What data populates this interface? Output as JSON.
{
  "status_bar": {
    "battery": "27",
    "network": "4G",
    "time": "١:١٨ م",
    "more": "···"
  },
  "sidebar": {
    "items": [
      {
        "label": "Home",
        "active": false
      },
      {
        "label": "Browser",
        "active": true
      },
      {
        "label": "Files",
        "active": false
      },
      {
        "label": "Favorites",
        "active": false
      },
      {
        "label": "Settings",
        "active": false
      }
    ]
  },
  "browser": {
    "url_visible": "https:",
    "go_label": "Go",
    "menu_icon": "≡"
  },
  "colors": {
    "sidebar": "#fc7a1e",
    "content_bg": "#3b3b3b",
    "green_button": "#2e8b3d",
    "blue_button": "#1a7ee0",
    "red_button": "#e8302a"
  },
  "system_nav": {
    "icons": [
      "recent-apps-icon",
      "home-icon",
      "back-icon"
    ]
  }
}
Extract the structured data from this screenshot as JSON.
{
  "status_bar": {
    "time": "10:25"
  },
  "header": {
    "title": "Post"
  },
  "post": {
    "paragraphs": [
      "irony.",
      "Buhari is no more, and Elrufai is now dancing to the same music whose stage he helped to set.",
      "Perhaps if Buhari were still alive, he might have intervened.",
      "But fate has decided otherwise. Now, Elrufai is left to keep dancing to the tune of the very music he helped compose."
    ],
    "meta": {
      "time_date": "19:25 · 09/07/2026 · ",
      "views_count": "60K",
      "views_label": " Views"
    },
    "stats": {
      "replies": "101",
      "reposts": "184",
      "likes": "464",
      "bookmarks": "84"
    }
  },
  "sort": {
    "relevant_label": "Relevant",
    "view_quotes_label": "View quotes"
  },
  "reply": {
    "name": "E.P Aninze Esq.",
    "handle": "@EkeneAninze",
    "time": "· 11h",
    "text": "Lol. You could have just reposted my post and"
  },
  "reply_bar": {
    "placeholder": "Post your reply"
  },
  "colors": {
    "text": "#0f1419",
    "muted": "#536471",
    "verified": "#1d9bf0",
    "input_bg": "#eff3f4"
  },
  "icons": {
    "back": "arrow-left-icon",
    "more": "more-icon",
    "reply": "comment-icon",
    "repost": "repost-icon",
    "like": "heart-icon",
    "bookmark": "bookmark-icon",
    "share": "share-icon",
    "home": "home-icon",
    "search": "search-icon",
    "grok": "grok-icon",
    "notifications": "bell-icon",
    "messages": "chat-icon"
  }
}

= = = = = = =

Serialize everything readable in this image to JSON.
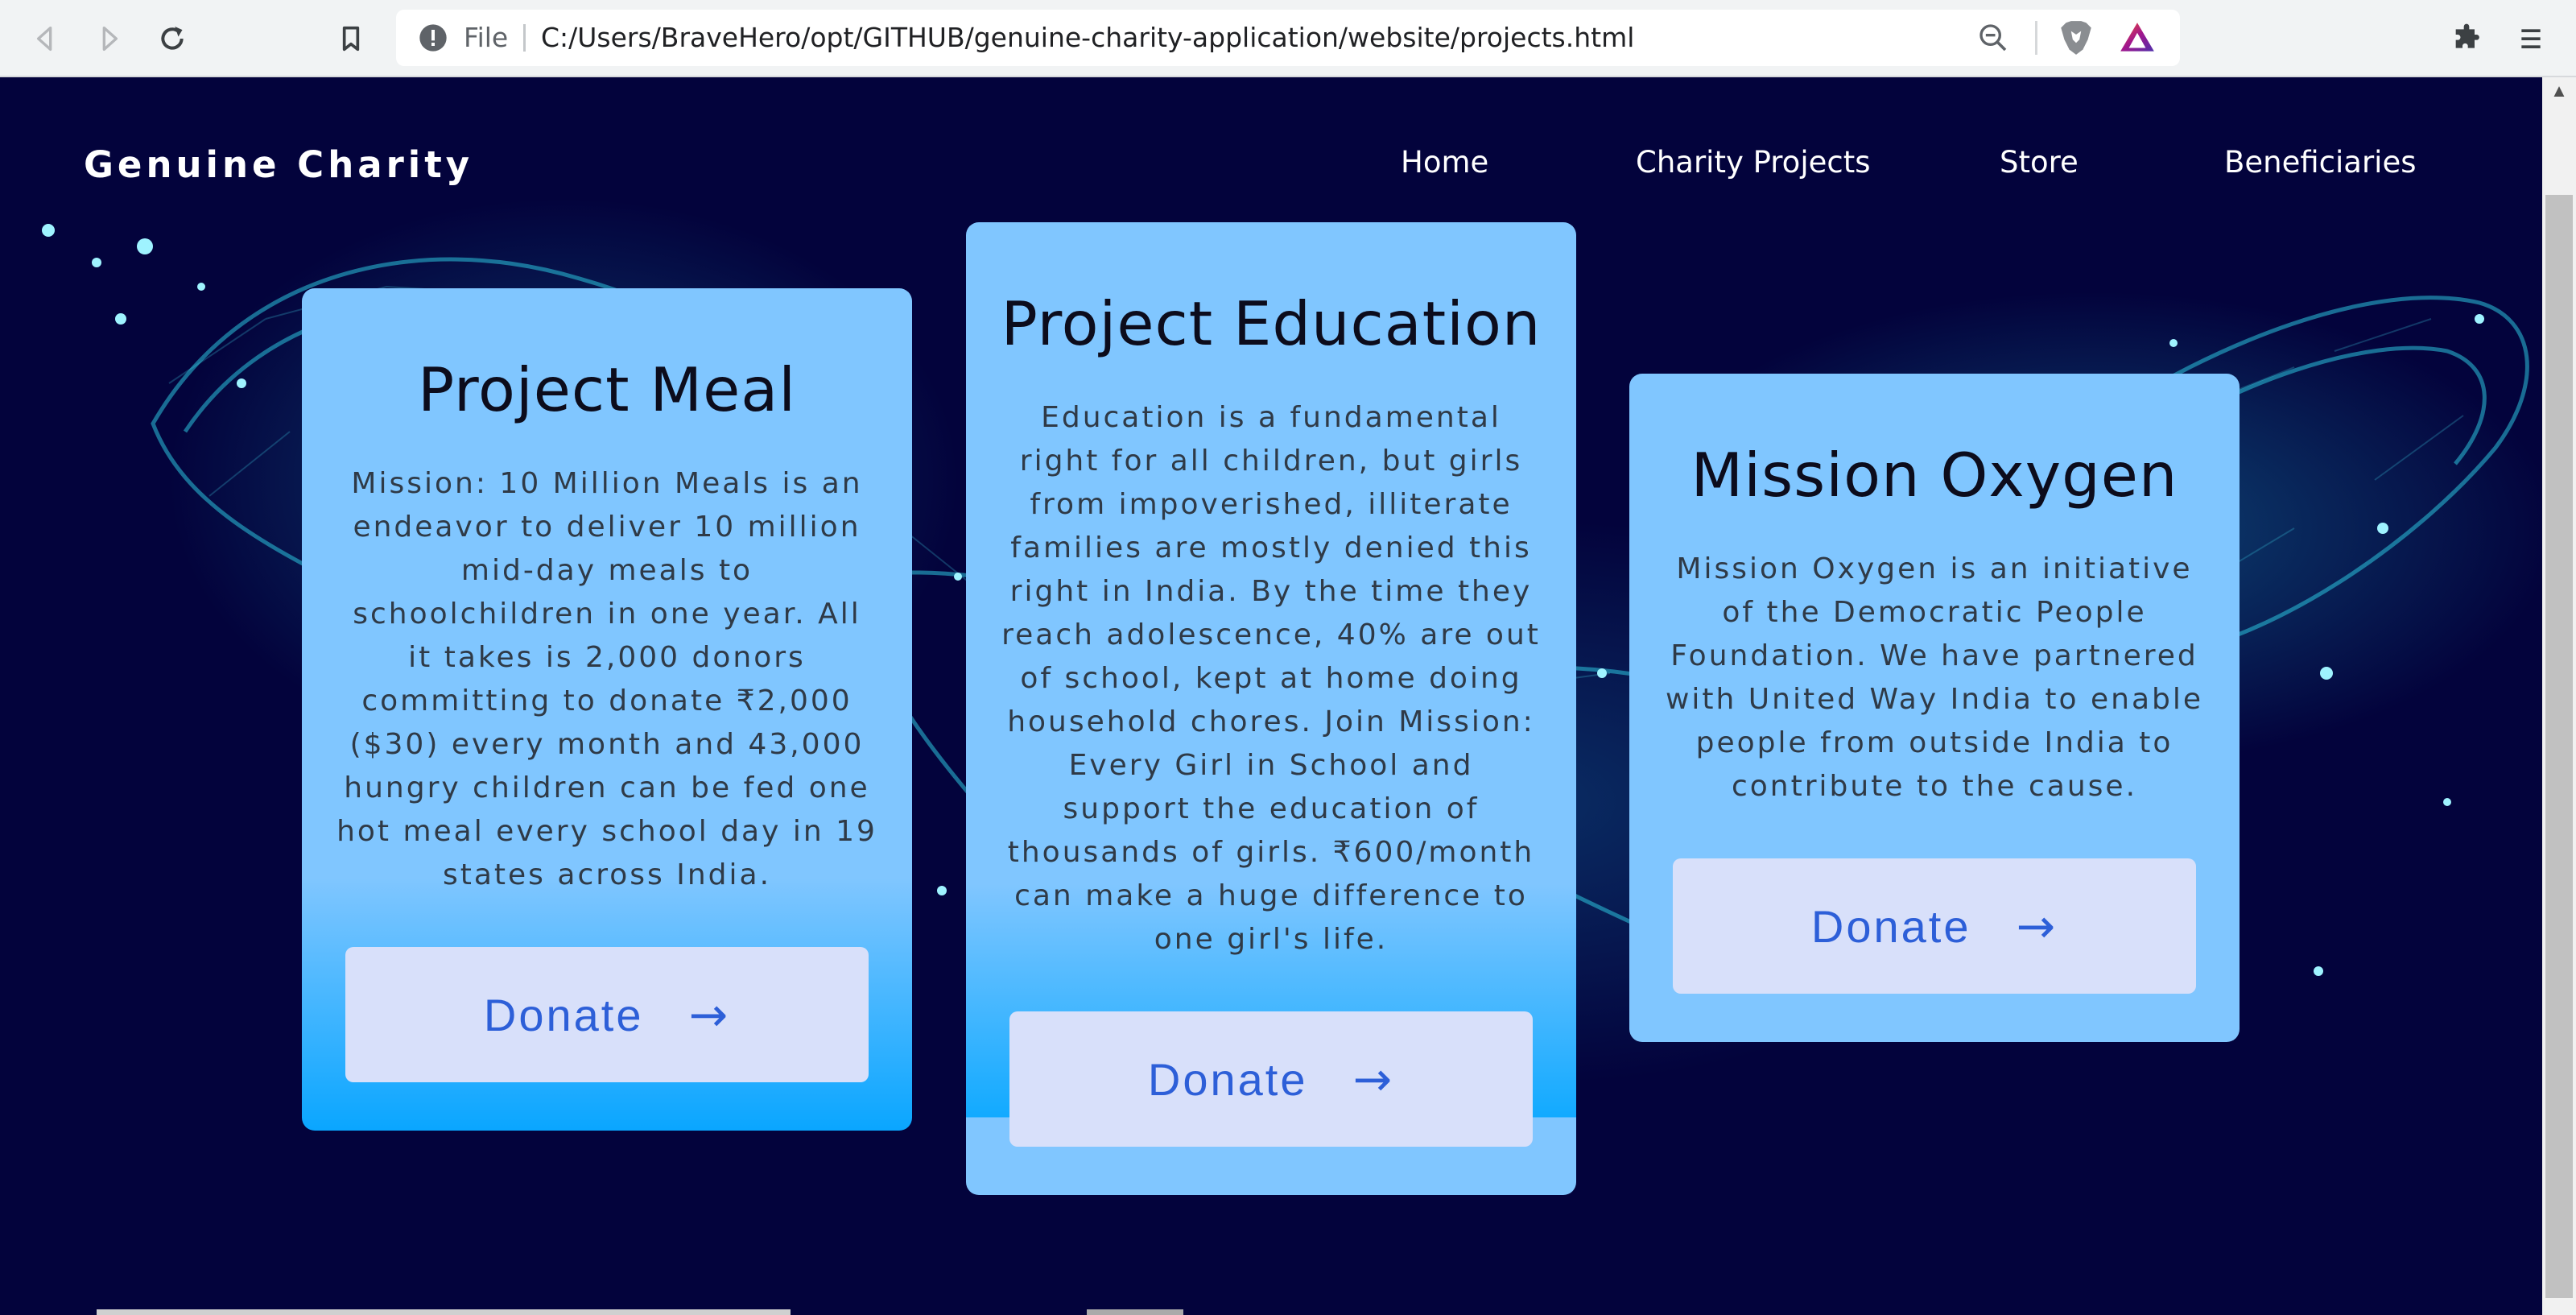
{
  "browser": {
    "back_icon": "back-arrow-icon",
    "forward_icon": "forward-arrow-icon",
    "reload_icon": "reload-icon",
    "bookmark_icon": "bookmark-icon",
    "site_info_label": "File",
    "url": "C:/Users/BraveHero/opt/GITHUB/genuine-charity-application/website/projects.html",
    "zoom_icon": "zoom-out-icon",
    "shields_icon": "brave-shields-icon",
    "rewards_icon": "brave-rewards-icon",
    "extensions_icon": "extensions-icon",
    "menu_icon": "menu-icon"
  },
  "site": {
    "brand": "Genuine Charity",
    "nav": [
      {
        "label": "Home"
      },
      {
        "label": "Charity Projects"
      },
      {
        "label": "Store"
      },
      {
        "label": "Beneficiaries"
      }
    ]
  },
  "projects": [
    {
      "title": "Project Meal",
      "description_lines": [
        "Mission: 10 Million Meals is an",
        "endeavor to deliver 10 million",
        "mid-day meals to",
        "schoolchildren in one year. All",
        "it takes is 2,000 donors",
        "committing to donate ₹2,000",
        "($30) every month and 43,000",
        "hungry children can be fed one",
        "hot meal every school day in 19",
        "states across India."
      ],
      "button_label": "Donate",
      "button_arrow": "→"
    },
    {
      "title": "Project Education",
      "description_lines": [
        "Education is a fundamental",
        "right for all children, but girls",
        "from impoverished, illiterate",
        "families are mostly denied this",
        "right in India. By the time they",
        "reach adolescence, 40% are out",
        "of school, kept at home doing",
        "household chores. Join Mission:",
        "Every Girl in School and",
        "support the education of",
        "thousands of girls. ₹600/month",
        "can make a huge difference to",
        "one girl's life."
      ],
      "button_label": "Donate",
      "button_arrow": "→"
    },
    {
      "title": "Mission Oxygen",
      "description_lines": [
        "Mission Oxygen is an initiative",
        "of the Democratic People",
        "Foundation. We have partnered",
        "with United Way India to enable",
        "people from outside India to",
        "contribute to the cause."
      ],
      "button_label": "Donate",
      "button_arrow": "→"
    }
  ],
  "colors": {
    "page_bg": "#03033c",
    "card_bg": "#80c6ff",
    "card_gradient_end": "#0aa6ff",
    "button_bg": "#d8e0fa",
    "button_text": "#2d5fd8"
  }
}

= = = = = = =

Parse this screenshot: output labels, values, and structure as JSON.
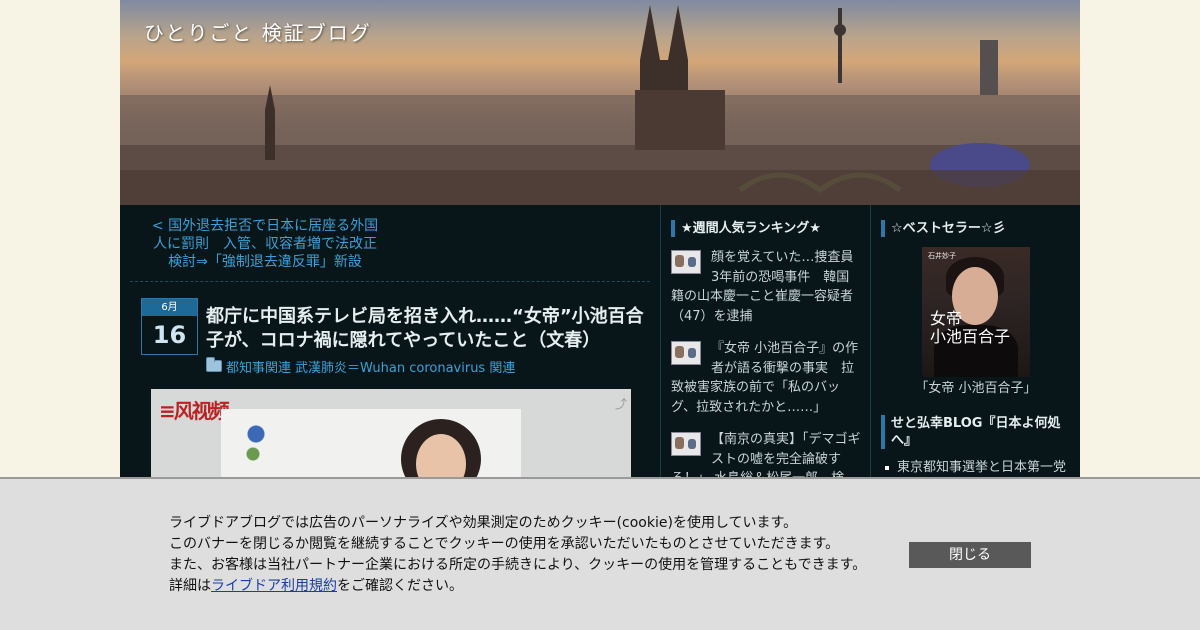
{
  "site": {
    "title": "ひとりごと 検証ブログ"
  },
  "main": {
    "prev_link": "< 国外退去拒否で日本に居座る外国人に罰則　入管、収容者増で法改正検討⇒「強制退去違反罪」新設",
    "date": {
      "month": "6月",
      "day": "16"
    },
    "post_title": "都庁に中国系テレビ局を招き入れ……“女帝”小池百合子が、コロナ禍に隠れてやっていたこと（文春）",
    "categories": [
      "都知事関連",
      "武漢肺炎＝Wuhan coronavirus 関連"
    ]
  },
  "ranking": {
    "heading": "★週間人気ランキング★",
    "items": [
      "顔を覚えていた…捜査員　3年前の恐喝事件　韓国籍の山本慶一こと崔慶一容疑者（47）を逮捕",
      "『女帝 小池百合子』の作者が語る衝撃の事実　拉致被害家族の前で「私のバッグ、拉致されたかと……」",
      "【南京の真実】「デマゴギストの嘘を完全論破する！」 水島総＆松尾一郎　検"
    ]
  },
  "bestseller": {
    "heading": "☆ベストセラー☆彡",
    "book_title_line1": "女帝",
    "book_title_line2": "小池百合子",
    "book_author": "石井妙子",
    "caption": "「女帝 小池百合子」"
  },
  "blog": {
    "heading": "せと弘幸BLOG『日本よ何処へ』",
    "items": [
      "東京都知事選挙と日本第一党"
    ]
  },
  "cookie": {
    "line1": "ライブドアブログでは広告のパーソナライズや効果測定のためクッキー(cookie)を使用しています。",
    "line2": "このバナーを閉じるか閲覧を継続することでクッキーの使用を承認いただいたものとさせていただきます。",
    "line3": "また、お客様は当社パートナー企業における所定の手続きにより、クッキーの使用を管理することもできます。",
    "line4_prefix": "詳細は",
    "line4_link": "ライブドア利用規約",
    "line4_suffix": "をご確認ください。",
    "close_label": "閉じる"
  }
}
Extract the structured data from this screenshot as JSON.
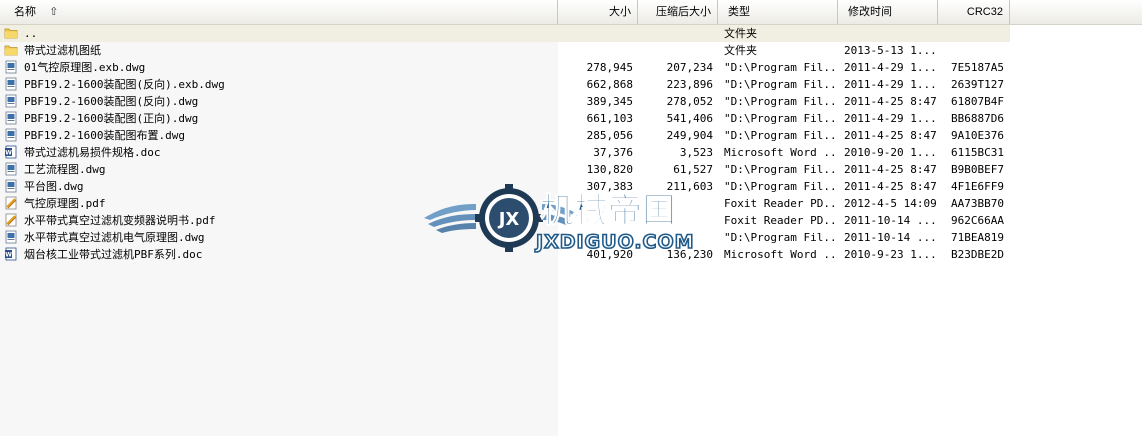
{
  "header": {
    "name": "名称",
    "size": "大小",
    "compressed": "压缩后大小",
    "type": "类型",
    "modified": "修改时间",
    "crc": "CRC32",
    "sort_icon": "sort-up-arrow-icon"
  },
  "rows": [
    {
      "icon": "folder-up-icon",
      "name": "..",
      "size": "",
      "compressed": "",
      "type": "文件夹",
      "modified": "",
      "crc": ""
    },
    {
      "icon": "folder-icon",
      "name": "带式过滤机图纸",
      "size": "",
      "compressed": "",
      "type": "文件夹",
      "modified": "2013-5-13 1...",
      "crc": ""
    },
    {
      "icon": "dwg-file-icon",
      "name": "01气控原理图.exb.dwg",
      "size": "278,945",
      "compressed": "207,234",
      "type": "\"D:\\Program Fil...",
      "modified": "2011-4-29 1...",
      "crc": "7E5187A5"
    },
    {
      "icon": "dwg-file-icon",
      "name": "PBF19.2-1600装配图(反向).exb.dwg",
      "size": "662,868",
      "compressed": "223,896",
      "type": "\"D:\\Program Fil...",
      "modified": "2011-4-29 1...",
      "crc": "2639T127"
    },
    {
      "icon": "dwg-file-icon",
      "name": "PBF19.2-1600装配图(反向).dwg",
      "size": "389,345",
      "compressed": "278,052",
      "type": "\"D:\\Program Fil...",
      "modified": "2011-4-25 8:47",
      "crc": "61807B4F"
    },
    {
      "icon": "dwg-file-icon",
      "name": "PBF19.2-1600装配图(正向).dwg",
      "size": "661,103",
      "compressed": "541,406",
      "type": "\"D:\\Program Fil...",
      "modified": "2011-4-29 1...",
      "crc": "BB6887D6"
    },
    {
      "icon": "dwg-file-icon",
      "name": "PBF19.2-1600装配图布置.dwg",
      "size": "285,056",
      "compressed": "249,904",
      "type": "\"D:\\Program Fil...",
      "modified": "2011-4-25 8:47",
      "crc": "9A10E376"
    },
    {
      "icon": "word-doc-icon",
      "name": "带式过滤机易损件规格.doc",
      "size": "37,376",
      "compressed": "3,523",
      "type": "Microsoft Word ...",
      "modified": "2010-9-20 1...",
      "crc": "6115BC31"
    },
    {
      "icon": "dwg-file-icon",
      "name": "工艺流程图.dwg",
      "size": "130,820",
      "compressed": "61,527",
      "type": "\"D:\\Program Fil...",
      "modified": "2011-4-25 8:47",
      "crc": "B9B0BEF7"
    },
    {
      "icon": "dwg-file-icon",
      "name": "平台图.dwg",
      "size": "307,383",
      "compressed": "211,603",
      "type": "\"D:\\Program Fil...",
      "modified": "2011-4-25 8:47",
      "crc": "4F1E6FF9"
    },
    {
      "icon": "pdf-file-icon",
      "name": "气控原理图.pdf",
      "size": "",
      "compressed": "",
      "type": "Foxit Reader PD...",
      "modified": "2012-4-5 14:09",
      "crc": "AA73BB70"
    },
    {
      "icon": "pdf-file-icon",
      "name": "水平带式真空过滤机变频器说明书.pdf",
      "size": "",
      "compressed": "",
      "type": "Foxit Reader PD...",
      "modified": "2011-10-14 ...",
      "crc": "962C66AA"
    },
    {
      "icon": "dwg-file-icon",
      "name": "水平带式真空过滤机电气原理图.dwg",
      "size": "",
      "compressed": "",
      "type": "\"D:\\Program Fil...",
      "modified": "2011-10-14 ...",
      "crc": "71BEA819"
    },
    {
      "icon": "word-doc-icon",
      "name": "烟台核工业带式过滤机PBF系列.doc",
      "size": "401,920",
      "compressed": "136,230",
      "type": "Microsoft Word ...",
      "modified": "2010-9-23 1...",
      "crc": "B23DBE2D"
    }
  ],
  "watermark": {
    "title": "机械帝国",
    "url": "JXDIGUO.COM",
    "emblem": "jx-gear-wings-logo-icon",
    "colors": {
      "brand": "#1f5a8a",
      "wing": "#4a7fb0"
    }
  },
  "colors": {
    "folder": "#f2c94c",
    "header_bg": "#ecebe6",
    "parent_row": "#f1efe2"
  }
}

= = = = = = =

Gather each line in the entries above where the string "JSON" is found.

◆ **RESULT**:
What data populates this interface? Output as JSON.
Extract the structured data from this screenshot as JSON.
Serialize everything readable in this image to JSON.
Parse this screenshot: output labels, values, and structure as JSON.
Extract the structured data from this screenshot as JSON.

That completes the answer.